RCA considers that teleran is ideally suited to accurate and safe control of traffic into and out of busy airports. Since neither radar nor television can be balked by bad visibility, planes can be moved with regularity when ceilings are low, avoiding the delays of “stacking up” under the control methods now in use.
The radar-television equipment has a range of 30 to 50 miles, which is considered quite enough for airport control. This furnishes the control center and all pilots within range complete data for continuous operations.
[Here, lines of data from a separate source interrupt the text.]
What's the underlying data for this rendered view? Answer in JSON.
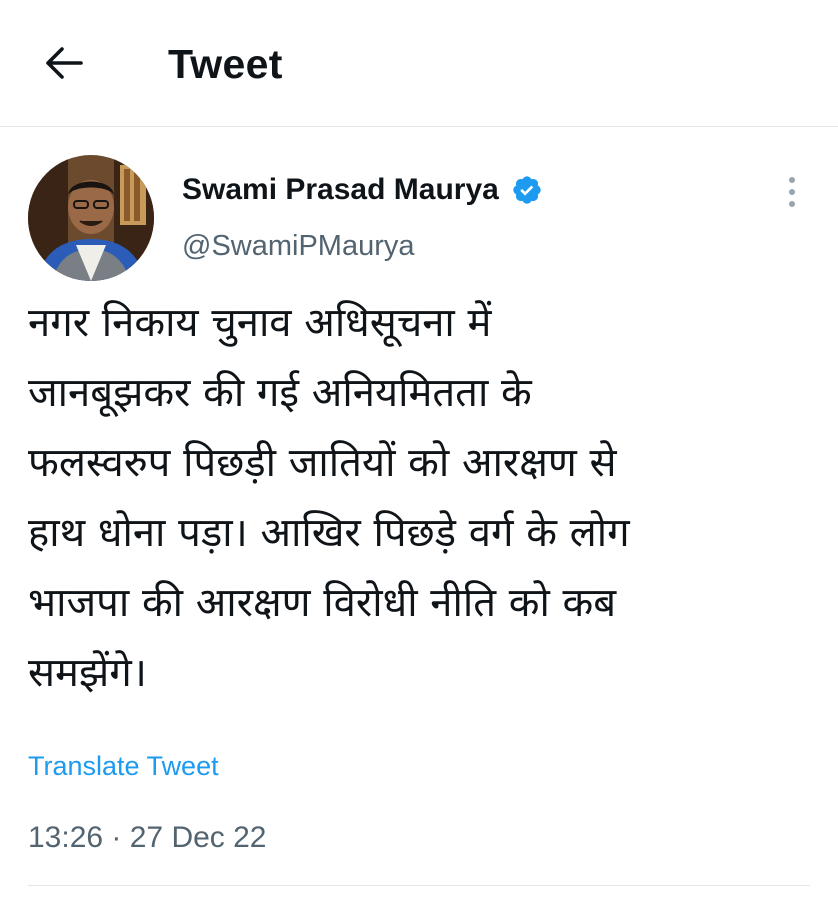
{
  "header": {
    "title": "Tweet",
    "back_icon": "arrow-left-icon"
  },
  "tweet": {
    "author": {
      "name": "Swami Prasad Maurya",
      "handle": "@SwamiPMaurya",
      "verified": true,
      "verified_color": "#1d9bf0"
    },
    "text_lines": [
      "नगर निकाय चुनाव अधिसूचना में",
      "जानबूझकर की गई अनियमितता के",
      "फलस्वरुप पिछड़ी जातियों को आरक्षण से",
      "हाथ धोना पड़ा। आखिर पिछड़े वर्ग के लोग",
      "भाजपा की आरक्षण विरोधी नीति को कब",
      "समझेंगे।"
    ],
    "translate_label": "Translate Tweet",
    "timestamp": "13:26 · 27 Dec 22"
  },
  "colors": {
    "accent": "#1d9bf0",
    "text": "#0f1419",
    "secondary_text": "#536471",
    "divider": "#e1e6ea"
  }
}
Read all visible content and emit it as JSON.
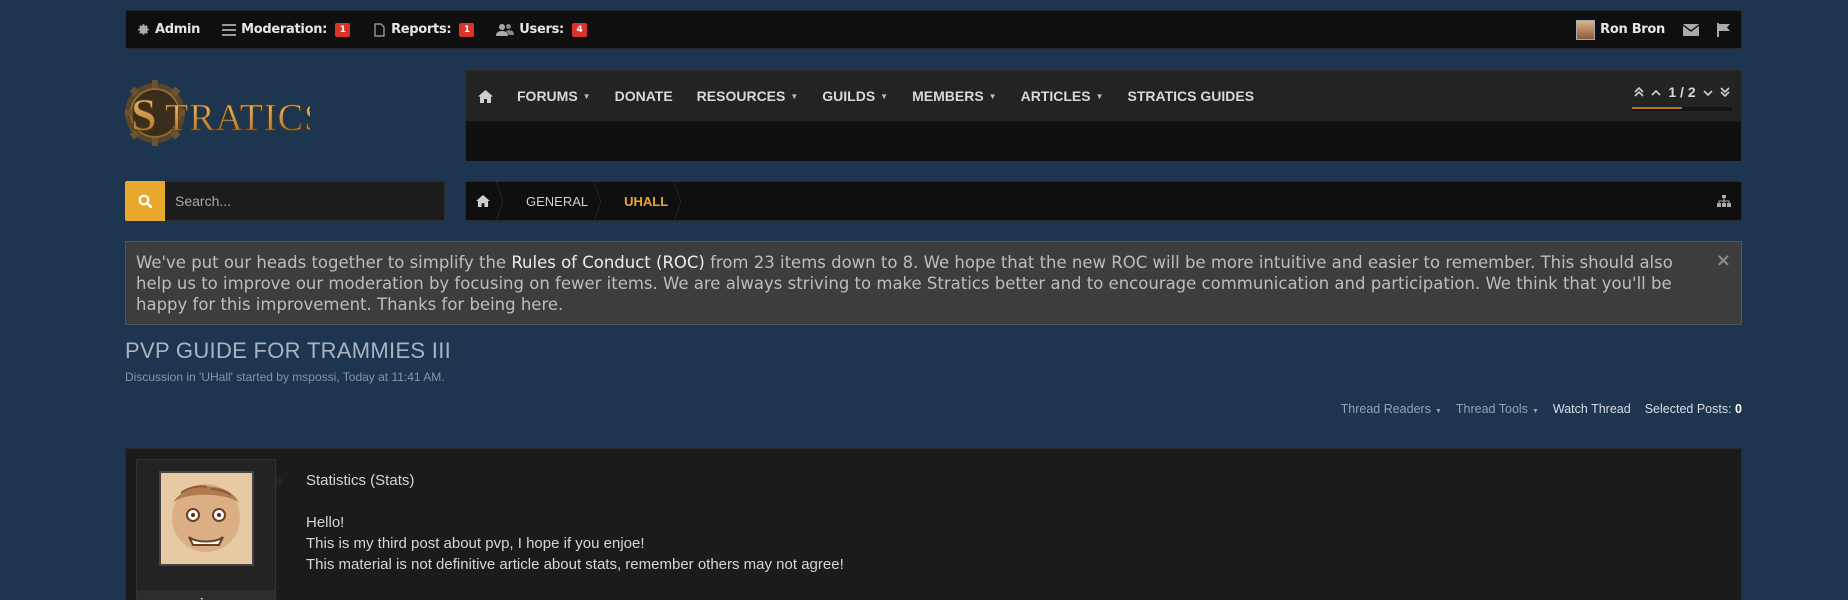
{
  "adminbar": {
    "admin_label": "Admin",
    "moderation_label": "Moderation:",
    "moderation_count": "1",
    "reports_label": "Reports:",
    "reports_count": "1",
    "users_label": "Users:",
    "users_count": "4",
    "username": "Ron Bron"
  },
  "logo": {
    "text": "STRATICS"
  },
  "nav": {
    "items": [
      {
        "label": "FORUMS",
        "caret": true
      },
      {
        "label": "DONATE",
        "caret": false
      },
      {
        "label": "RESOURCES",
        "caret": true
      },
      {
        "label": "GUILDS",
        "caret": true
      },
      {
        "label": "MEMBERS",
        "caret": true
      },
      {
        "label": "ARTICLES",
        "caret": true
      },
      {
        "label": "STRATICS GUIDES",
        "caret": false
      }
    ],
    "pager": {
      "text": "1 / 2",
      "progress": 0.5
    }
  },
  "search": {
    "placeholder": "Search..."
  },
  "breadcrumb": {
    "parent": "GENERAL",
    "current": "UHALL"
  },
  "notice": {
    "before": "We've put our heads together to simplify the ",
    "link": "Rules of Conduct (ROC)",
    "after": " from 23 items down to 8. We hope that the new ROC will be more intuitive and easier to remember. This should also help us to improve our moderation by focusing on fewer items. We are always striving to make Stratics better and to encourage communication and participation. We think that you'll be happy for this improvement. Thanks for being here.",
    "close": "×"
  },
  "thread": {
    "title": "PVP GUIDE FOR TRAMMIES III",
    "meta": "Discussion in 'UHall' started by mspossi, Today at 11:41 AM."
  },
  "tools": {
    "readers": "Thread Readers",
    "tools": "Thread Tools",
    "watch": "Watch Thread",
    "selected_label": "Selected Posts:",
    "selected_count": "0"
  },
  "post": {
    "username": "mspossi",
    "heading": "Statistics (Stats)",
    "lines": [
      "Hello!",
      "This is my third post about pvp, I hope if you enjoe!",
      "This material is not definitive article about stats, remember others may not agree!"
    ]
  },
  "colors": {
    "accent": "#e8a82e",
    "badge": "#d8342b",
    "background": "#1d354f"
  }
}
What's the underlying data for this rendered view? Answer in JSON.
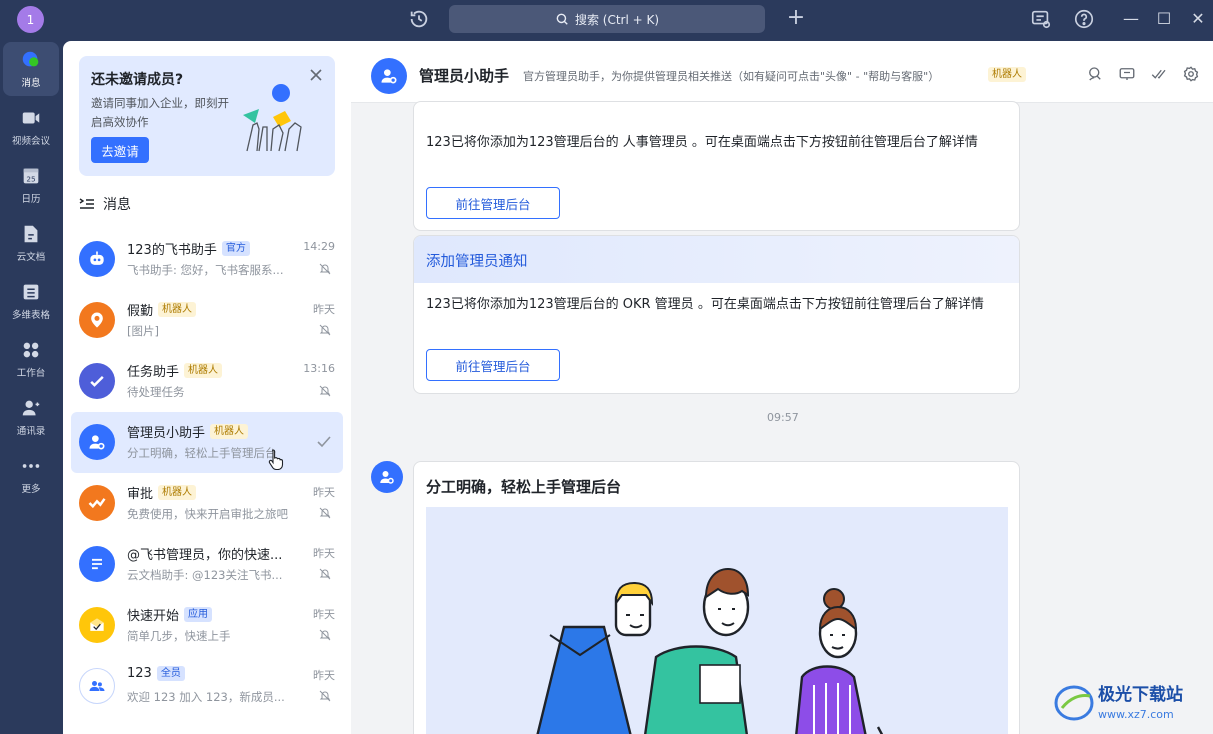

The pictures that a pilot sees on his instrument board when teleran is used look more like drawings than photo- graphs, but they are actually photographed by the television camera at the airport. A composite picture is placed before the camera, consisting of data brought in by radar, weather reports, barometer readings, figures showing the distance from the airport, and so on. Individual messages can be sent, too, for the benefit of any airman in the area. The control officer can do this by pointing to the individual pilot’s spot on the picture and inserting instructions or information for him. The television camera photographs the finger against the background of other data.
Voice channels can still be used, but it is anticipated that such communication will be held to a minimum, being usually unnecessary.
Still further simplifying the pilot’s task, the teleran apparatus has a method of separating the radar echoes from planes according to altitude layers. This avoids the confusion of showing too much at one time. The pilot can push a button to get a picture of any one of nine altitude layers, with all planes flying in the vicinity for each layer.
By pushing another button, the pilot picks up a weather map whenever he wishes. This is kept up to the minute at the airport control station. The map gives him the weather information he needs much more quickly than if it were sent by voice.
If it is necessary to send a plane to another airport for any reason, the pilot not only gets instruction through the television picture, but his route is telran on the map for him at the same time. All he does is put his individual light spot on the indicated line and hold it there.
Radar scopes at the airport continually pick up echoes from planes at all altitudes for a distance of 30 to 50 miles. As these are automatically separated according to altitude, there is a separate radar tube for each layer, and a television camera focused on each tube. The map of the area, together with other symbols and information, is drawn on a clear plastic sheet and placed between the radar screen and the camera. This composite picture is what goes over the air waves to the pilot’s cockpit. Relative locations of all planes on the map are thus shown to him at all times.
Each plane using teleran carries a “transponder,” which consists of a receiver and transmitter connected together so that the transmitter emits one or more pulses when the receiver picks up a pulse from the ground radar. In this way the radar signal passes back and forth from ground to plane constantly.
—Gold V. Sanders